= DESCRIPTION OF THE TASK =
Each line of the listing that contains the word "data" is to be copied.

>>>>

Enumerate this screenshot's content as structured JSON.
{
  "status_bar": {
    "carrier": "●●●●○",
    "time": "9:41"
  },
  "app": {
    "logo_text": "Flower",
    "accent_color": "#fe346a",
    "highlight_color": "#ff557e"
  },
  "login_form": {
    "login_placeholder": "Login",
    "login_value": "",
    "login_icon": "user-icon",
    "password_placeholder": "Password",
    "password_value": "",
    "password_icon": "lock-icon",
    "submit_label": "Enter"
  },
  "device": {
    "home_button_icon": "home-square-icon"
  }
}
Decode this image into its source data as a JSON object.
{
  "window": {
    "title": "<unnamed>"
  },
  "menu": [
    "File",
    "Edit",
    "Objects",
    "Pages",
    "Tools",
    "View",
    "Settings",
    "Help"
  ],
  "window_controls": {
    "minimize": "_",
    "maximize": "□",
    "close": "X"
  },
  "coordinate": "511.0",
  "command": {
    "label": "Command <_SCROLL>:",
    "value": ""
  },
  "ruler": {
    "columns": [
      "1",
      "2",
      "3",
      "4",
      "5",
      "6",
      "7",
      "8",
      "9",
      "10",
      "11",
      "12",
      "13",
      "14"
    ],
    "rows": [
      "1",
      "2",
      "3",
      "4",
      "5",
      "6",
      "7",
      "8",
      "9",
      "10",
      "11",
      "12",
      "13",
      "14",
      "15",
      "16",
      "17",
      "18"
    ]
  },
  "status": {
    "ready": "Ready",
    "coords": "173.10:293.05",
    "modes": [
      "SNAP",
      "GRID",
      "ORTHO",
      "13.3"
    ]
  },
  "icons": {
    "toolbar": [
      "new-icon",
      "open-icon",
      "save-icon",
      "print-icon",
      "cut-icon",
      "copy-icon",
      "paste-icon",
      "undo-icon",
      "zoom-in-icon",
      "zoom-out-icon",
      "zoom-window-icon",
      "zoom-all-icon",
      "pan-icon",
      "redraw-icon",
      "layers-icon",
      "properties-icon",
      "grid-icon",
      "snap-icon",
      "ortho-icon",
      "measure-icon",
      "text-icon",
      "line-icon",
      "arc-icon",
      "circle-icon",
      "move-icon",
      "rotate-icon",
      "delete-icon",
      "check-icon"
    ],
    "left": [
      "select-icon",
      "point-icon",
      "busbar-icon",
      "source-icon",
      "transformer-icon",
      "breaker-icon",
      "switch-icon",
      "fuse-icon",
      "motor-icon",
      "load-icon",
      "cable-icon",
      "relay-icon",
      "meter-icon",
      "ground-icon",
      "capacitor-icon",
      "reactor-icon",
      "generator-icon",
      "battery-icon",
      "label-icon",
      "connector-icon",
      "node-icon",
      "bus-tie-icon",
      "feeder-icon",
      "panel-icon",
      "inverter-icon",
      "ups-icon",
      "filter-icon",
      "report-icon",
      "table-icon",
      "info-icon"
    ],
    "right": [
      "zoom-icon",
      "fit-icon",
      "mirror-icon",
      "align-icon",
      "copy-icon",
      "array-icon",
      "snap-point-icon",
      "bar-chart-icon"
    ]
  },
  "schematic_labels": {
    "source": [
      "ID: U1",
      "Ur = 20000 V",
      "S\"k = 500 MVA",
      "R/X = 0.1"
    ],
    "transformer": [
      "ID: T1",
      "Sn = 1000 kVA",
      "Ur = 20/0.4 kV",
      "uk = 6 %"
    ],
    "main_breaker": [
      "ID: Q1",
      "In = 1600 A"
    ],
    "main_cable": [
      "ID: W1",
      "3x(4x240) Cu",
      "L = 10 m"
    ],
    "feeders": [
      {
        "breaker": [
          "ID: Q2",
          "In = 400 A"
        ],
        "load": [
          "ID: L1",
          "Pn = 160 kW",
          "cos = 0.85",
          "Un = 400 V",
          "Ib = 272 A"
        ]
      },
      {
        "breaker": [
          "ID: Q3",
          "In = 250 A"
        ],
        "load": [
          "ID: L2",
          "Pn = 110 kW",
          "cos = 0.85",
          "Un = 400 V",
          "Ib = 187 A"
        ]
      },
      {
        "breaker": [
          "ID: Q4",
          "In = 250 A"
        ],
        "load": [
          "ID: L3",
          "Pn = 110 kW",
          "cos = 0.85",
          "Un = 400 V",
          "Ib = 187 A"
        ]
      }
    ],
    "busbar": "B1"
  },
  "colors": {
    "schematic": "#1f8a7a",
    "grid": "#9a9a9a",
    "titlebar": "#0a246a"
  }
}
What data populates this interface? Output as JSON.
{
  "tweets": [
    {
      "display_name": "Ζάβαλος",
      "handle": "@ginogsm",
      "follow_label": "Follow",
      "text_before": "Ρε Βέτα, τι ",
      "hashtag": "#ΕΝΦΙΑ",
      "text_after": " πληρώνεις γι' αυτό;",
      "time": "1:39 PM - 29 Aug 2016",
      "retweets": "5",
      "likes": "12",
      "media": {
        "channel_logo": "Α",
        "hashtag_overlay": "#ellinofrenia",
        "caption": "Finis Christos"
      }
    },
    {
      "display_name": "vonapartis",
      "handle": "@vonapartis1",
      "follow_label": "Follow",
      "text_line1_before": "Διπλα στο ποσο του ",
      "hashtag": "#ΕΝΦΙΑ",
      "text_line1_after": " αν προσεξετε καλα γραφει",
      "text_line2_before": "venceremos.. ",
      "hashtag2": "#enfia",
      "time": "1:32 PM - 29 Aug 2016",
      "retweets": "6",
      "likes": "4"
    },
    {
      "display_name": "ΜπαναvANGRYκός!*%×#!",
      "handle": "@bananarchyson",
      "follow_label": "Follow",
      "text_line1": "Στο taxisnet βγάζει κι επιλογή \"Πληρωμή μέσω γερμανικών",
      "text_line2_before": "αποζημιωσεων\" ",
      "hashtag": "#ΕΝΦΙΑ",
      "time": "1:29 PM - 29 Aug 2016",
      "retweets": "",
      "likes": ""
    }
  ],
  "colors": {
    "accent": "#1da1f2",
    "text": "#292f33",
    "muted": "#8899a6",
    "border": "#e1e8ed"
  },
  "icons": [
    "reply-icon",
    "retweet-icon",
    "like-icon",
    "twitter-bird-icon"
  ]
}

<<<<

= EXPECTED OUTPUT =
Decode this image into its source data as a JSON object.
What data populates this interface? Output as JSON.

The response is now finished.